Pre-harvest Management of Small Grains

To save time and money most of you prefer to straight cut your wheat, barley, rye or oats.  The allow for straight cutting the crop has be evenly ripe across the field and the straw and grain has to be dry enough that it will feed through the combine. Waiting for a whole field to dry down poses a risk for the portion of the field that is already harvest ripe, including sprout damage, straw breakage and lodging. To even out dry-down and/or speed up dry-down you have two basic options. Swathing or windrowing, at one time, was the default operation that signaled the beginning of harvest.  A second preharvest option is an application of glyphosate at the hard dough stage. Glyphosate is labeled as a harvest aid to control late emerged weeds that may interfere with harvest. The RoundUp PowerMax II  label doesn't define it as a desiccant. Research has shown that glyphosate applied with or without ammonium sulfate may hasten drydown of the wheat crop if conditions for drydown are adver

White Heads

Jochum Wiersma, Ian MacRae, and Madeleine Smith Is not the reincarnation of the Detroit rock due the White Stripes but a phenomenon that often can be seen this time of year in wheat fields are they are starting to ripen.  The causes of these premature ripened heads are varied and a diagnostic key can be found here . People of commented that especially the wheat stem maggot is more prevalent this year and my travels to the different field trials across the state confirm this. The seemingly high numbers of wheat stem maggot may be related to the mild winter conditions.  Several insect pests that overwinter in Minnesota have had comparatively high and early populations this year. Incidence will generally be worse along field edges and taper off as you walk further into the field.
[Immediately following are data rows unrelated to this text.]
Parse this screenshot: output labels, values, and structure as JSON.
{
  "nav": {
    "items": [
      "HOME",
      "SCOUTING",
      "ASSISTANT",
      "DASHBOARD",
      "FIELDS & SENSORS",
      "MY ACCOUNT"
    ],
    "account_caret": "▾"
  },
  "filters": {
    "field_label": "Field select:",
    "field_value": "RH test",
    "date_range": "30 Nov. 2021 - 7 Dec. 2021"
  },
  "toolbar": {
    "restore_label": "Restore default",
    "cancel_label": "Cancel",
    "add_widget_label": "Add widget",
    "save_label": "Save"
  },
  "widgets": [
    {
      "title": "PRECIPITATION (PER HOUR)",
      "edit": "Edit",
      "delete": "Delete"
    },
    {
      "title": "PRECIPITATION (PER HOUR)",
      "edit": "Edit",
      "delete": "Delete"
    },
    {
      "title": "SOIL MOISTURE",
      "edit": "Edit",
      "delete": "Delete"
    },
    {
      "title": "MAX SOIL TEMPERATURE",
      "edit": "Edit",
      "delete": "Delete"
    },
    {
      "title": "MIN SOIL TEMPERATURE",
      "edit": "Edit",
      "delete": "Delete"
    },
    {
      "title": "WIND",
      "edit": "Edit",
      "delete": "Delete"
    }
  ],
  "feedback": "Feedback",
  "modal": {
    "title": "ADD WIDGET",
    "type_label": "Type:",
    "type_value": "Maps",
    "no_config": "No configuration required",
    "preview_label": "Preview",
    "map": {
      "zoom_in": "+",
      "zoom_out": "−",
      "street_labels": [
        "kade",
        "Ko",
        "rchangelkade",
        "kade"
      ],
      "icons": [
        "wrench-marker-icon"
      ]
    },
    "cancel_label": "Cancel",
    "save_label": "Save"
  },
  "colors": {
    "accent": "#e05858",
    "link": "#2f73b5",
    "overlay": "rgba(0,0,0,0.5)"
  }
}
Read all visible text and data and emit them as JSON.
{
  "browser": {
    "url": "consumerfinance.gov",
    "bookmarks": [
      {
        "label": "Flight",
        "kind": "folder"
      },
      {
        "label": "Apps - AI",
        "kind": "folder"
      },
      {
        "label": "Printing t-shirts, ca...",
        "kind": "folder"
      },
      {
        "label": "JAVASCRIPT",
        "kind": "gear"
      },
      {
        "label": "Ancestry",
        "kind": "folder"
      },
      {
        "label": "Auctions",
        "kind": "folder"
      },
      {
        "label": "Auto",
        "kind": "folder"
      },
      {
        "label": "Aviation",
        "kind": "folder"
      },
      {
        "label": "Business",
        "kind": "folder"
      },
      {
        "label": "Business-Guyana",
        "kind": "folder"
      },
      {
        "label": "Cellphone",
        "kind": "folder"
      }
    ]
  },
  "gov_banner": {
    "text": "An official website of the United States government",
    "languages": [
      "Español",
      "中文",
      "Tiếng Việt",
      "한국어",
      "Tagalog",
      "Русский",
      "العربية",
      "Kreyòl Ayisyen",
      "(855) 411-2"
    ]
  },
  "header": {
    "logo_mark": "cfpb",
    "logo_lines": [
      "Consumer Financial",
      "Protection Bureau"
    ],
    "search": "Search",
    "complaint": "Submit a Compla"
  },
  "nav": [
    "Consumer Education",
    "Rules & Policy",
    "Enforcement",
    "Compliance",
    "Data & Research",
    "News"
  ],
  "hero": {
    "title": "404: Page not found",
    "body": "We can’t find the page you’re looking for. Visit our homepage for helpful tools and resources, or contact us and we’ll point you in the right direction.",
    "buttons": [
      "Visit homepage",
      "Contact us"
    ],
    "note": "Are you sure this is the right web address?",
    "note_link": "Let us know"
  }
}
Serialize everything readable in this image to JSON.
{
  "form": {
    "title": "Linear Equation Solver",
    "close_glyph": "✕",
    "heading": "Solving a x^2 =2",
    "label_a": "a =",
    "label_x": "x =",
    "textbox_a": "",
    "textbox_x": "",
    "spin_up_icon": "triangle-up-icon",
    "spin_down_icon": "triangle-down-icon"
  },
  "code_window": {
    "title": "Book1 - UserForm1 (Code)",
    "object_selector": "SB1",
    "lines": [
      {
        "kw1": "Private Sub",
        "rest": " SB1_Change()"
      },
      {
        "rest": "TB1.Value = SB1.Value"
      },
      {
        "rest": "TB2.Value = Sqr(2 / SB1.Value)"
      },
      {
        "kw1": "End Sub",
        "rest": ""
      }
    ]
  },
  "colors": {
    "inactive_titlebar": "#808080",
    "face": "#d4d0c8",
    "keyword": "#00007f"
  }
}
4 Steps to More Effective Tissue Sampling

Daniel Kaiser, Extension Soil Fertility Specialist For over 50 years, the practice of plant tissue sampling has been used to determine the status of nutrients in crops. More recently, there has been a movement to use tissue sampling to determine “hidden deficiencies” in the crop. While tissue analysis represents just one tool in the toolbox for managing nutrients and should be viewed like a report card, it can provide useful information in diagnosing problems when done properly. Here are the 4 things you need to make the most out of tissue analysis.
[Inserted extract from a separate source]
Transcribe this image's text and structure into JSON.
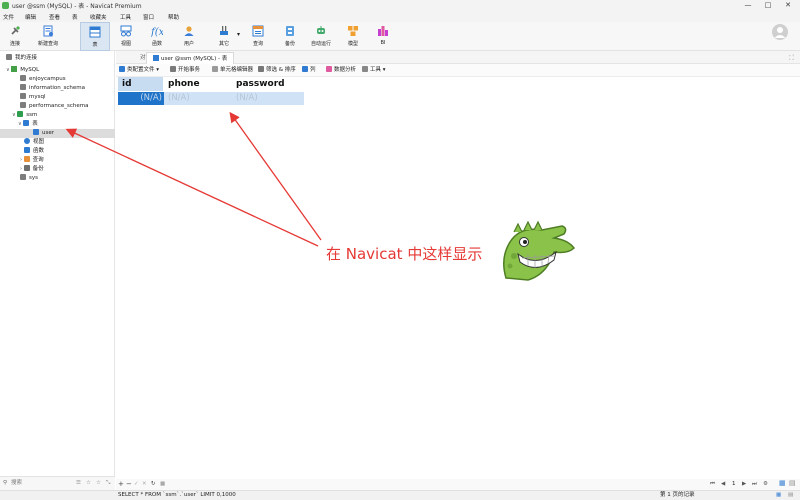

Field Studies: Setting up a Trial

Josh Coltrain, Kansas State University; Sara Berg, South Dakota State University; Lizabeth Stahl, University of Minnesota; John Thomas, University of Nebraska Lincoln Photo 1. Example of an on-farm trial. Higher yields, greater efficiency, reduced environmental impact!  This may sound like a used-car dealership sales pitch, but it could represent the objectives that make an operation sustainable. Increasingly, farmers are generating on-farm research data that encompass a wide-range of practical topics.  However, setting up those experiments so that the data is statistically valid is not necessarily common knowledge.

Short(er) Spring Wheat Crop = Lower Grain Yield?
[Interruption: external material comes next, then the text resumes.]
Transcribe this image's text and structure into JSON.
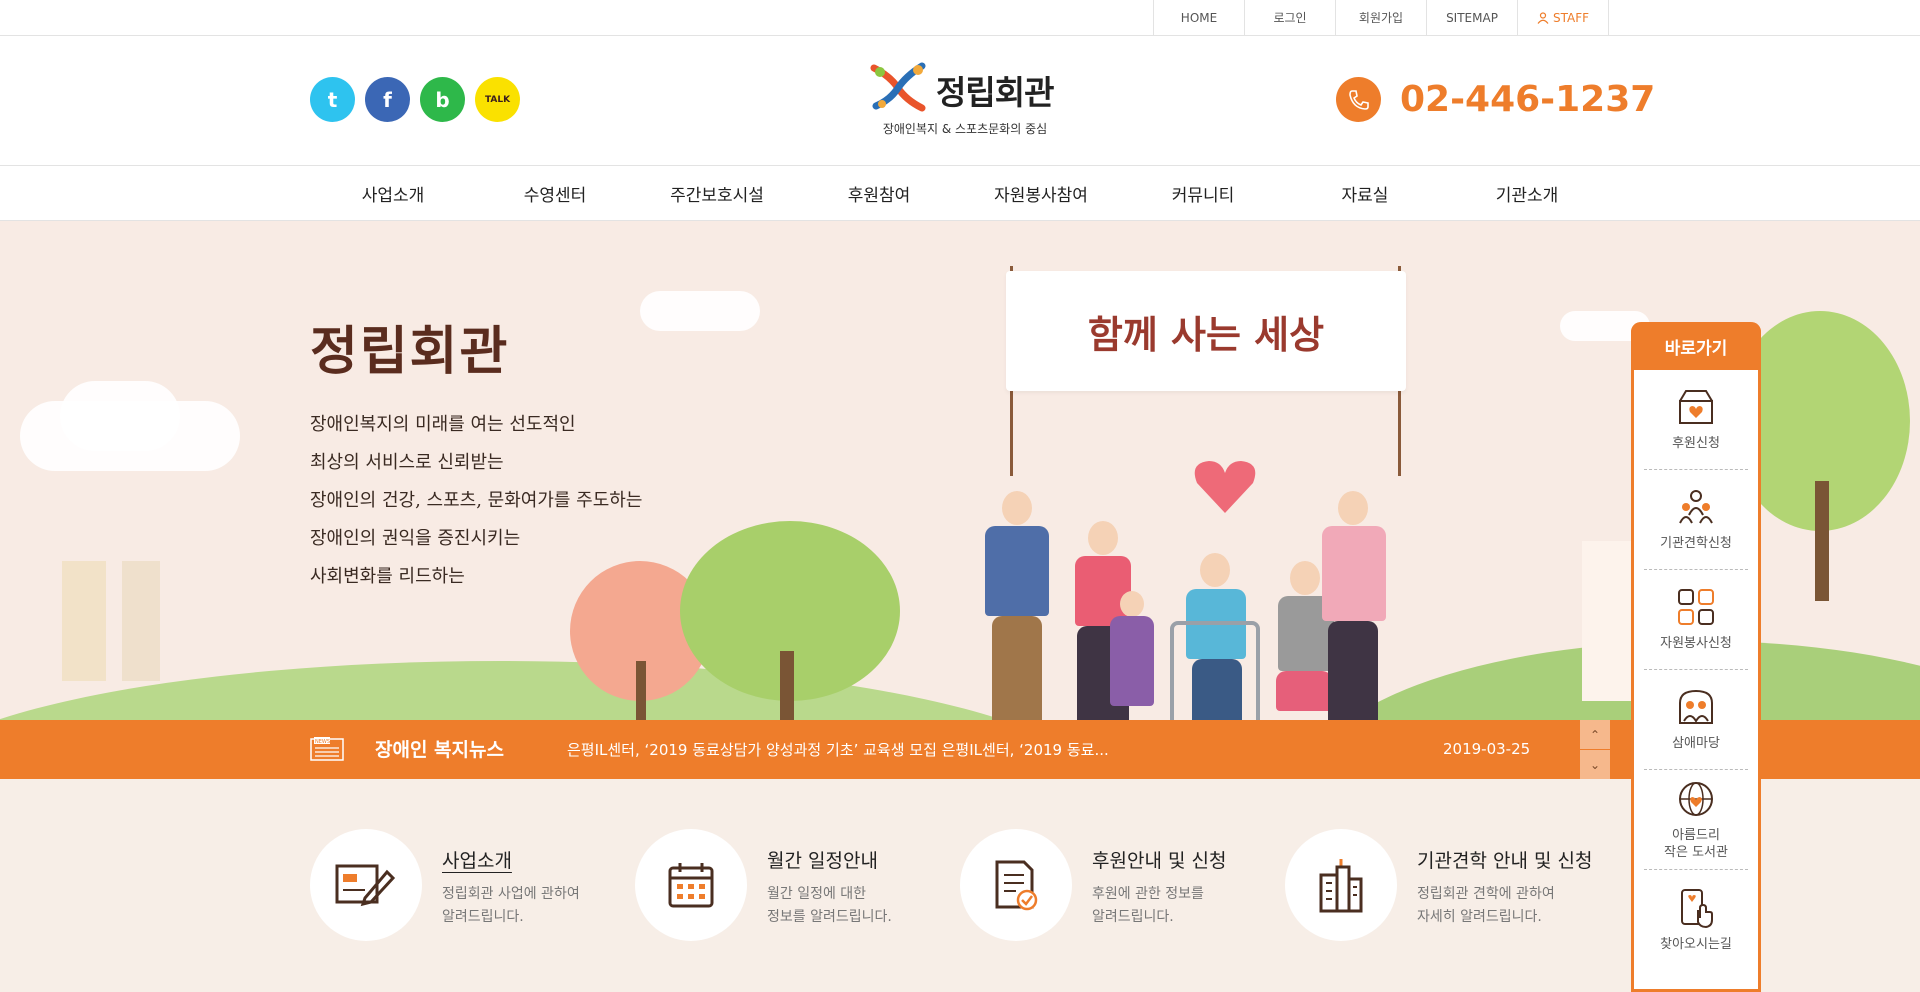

Some of you have noticed and commented that the spring wheat crop is shorter when compared to the last few years and subsequently questioned its yield potential. A few weeks ago, Dr. Joel Ransom wrote a nice article in the Crop & Pest Report explaining why the spring wheat crop was shorter and whether its yield potential had already been reduced.   The physiology of grain fill has been well researched and we have a good understanding how temperature and droughts tress affect grain fill and grain quality. Table 1 summarizes the results of one of the published studies that illustrates how daytime and nighttime temperatures affect the length of the grain fill period and ultimately yield. The bottom-line is that higher nighttime temperatures are more detrimental than the maximum daytime temperatures. Just in the last two days has the grain fill suffered some heat-stress, as maximum temperatures had not yet reached above 85F in the two weeks prior while minimum temperatures we